Thursday, 23 March 2017

Spring TBR


Spring is here. For many this is good news. For me, who suffers from hay-fever, this is not good news. Anyhow, let’s talk about books. A few months back I decided to stop making monthly TBRs altogether because I was horrible at sticking to the books I planned to read; instead though I’m gonna start doing seasonal TBRs. I find them easier to follow and it gives me a wide timeframe to get to them. I want to read more than this (if possible) but from now on, and with every new season, I’ll pick 5 books from my shelves and attempt to read them before the end of the season.

Tuesday, 21 March 2017

Book Review | Nina is Not OK by Shappi Khorsandi

Nina is Not OK by Shappi Khorsandi {Goodreads}
Published by Ebury Press in 2017
Paperback edition; 352 pages {BookDepository}

Nina is not OK is a coming of age story about Nina, a 17-year-old in her last year of college and about to do her A-levels who likes drinking – maybe a little bit too much; a lot actually. So much that most of the time she has troubles remembering what she does during those crazy nights and that’s how we meet her: after she’s been thrown out of a nightclub after being caught in a sexual activity. The next morning she’s not sure of either what she did and what she didn’t and the shame she feels is overwhelming. She promises herself she will never drink again but that is easy said than done. Shappi Khorsandi tackles the difficult topic that is addiction through the experiences of an alcoholic teenager.

Thursday, 16 March 2017

Book Review | Idaho by Emily Ruskovich

Idaho by Emily Ruskovich {Goodreads}
Published by Random House in 2017
Paperback edition; 305 pages {BookDepository}

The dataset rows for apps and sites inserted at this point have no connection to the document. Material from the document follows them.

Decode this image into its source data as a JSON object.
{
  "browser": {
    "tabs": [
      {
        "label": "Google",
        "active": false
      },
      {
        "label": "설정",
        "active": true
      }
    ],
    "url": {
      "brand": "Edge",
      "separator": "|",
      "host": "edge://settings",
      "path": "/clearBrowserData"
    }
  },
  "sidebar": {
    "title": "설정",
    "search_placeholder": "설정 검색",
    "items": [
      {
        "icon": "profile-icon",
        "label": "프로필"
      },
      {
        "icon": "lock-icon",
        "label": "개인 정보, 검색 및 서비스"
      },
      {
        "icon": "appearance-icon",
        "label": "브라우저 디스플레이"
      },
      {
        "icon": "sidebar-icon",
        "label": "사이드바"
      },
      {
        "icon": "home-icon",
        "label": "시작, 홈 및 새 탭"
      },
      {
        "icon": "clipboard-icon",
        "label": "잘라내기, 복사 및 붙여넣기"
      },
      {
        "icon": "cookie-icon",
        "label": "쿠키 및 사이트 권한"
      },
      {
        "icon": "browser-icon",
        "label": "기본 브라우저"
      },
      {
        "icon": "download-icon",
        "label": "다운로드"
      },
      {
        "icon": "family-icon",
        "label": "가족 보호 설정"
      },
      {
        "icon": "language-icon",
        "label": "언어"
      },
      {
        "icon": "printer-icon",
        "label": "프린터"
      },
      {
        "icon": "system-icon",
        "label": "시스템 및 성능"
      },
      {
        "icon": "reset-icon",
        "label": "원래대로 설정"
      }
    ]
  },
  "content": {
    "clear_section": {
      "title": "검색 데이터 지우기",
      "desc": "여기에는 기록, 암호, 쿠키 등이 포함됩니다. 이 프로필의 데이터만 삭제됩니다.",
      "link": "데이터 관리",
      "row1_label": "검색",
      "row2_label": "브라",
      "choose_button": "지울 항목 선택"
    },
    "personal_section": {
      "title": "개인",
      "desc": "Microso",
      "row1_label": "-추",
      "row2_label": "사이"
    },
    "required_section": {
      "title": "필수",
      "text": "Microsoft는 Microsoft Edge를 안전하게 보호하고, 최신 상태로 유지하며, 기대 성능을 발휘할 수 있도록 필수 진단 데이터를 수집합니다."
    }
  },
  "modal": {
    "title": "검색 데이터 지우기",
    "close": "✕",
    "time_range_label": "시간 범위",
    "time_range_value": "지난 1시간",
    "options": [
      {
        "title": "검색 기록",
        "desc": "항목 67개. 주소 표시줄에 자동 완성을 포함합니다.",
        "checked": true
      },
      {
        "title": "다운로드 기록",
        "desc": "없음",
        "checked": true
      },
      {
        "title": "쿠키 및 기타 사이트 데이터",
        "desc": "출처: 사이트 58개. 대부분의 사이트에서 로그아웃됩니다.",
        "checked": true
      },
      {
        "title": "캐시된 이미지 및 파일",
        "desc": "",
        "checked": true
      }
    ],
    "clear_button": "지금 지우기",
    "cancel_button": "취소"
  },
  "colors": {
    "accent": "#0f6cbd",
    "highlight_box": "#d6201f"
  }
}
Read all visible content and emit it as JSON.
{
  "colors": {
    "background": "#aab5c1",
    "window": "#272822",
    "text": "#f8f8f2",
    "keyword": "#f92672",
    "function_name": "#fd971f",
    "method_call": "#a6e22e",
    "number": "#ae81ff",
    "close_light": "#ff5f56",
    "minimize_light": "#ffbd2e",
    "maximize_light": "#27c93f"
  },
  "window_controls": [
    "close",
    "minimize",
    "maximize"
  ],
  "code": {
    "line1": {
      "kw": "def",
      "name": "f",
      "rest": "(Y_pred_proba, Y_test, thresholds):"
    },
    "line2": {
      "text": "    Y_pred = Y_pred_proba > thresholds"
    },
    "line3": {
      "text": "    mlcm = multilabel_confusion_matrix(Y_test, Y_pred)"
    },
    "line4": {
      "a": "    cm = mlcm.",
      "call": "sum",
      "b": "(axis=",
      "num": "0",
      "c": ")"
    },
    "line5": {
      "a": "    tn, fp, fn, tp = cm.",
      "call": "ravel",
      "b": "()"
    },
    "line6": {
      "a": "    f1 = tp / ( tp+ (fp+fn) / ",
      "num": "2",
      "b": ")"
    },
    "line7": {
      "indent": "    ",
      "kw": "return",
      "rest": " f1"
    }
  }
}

Idaho, Emily Ruskovich’s debut novel, deals with the repercussions of an accident – involving the mother and an axe – that happened to a family many years ago. I don’t want to give much away because I feel like it is better to go in not knowing the full details although most of it is revealed very early on. The consequences of this event are what the novel focuses on.

Tuesday, 14 March 2017

Book Review | Otared by Mohammad Rabie

Otared by Mohammad Rabie; translated by Robin Moger {Goodreads}
Published by Hoopoe Fiction in 2016
Paperback edition; 352 pages {BookDepository}

Otared is a difficult book to review. It is a good book but not the right one for me. It was different from everything I’ve read before but ultimately, too brutal, at times way too slow and if I’m honest I don’t think I completely understood the idea Mohammad Rabie was trying to convey.